= Aim of the task =
Below is some data; print it all back exactly.

= Records to use =
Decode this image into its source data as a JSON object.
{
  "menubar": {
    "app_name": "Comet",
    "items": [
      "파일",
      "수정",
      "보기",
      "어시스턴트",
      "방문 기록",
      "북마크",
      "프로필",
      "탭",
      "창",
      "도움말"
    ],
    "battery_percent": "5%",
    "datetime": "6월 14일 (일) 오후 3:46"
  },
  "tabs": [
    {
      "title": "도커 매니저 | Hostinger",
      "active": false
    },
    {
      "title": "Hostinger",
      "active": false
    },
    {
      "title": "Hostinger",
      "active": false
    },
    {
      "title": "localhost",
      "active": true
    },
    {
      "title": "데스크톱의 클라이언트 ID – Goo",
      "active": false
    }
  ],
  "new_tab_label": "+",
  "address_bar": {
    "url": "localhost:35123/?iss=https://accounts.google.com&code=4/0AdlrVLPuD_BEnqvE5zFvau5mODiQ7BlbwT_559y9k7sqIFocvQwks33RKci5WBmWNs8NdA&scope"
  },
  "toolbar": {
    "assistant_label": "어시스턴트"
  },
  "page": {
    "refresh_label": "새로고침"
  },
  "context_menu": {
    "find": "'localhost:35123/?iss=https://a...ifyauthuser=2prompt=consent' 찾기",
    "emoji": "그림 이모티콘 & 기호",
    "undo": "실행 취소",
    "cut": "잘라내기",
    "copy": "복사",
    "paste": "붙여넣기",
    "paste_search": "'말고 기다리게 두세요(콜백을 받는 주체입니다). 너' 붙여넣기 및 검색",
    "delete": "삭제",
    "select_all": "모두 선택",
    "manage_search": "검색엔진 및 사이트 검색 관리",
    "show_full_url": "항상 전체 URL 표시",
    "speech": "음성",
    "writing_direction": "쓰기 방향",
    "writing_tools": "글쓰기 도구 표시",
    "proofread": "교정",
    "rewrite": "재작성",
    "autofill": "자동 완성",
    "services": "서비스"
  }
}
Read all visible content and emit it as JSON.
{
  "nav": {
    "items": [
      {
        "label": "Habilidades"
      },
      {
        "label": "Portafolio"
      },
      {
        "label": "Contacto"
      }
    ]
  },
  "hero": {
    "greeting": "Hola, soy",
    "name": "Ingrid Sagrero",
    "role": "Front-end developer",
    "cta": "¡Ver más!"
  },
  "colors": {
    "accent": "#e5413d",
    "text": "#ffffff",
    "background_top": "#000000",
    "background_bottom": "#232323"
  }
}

= Answer box =
Decode this image into its source data as a JSON object.
{
  "menubar": {
    "app_name": "Comet",
    "items": [
      "파일",
      "수정",
      "보기",
      "어시스턴트",
      "방문 기록",
      "북마크",
      "프로필",
      "탭",
      "창",
      "도움말"
    ],
    "battery_percent": "5%",
    "datetime": "6월 14일 (일) 오후 3:46"
  },
  "tabs": [
    {
      "title": "도커 매니저 | Hostinger",
      "active": false
    },
    {
      "title": "Hostinger",
      "active": false
    },
    {
      "title": "Hostinger",
      "active": false
    },
    {
      "title": "localhost",
      "active": true
    },
    {
      "title": "데스크톱의 클라이언트 ID – Goo",
      "active": false
    }
  ],
  "new_tab_label": "+",
  "address_bar": {
    "url": "localhost:35123/?iss=https://accounts.google.com&code=4/0AdlrVLPuD_BEnqvE5zFvau5mODiQ7BlbwT_559y9k7sqIFocvQwks33RKci5WBmWNs8NdA&scope"
  },
  "toolbar": {
    "assistant_label": "어시스턴트"
  },
  "page": {
    "refresh_label": "새로고침"
  },
  "context_menu": {
    "find": "'localhost:35123/?iss=https://a...ifyauthuser=2prompt=consent' 찾기",
    "emoji": "그림 이모티콘 & 기호",
    "undo": "실행 취소",
    "cut": "잘라내기",
    "copy": "복사",
    "paste": "붙여넣기",
    "paste_search": "'말고 기다리게 두세요(콜백을 받는 주체입니다). 너' 붙여넣기 및 검색",
    "delete": "삭제",
    "select_all": "모두 선택",
    "manage_search": "검색엔진 및 사이트 검색 관리",
    "show_full_url": "항상 전체 URL 표시",
    "speech": "음성",
    "writing_direction": "쓰기 방향",
    "writing_tools": "글쓰기 도구 표시",
    "proofread": "교정",
    "rewrite": "재작성",
    "autofill": "자동 완성",
    "services": "서비스"
  }
}
Read all visible content and emit it as JSON.
{
  "nav": {
    "items": [
      {
        "label": "Habilidades"
      },
      {
        "label": "Portafolio"
      },
      {
        "label": "Contacto"
      }
    ]
  },
  "hero": {
    "greeting": "Hola, soy",
    "name": "Ingrid Sagrero",
    "role": "Front-end developer",
    "cta": "¡Ver más!"
  },
  "colors": {
    "accent": "#e5413d",
    "text": "#ffffff",
    "background_top": "#000000",
    "background_bottom": "#232323"
  }
}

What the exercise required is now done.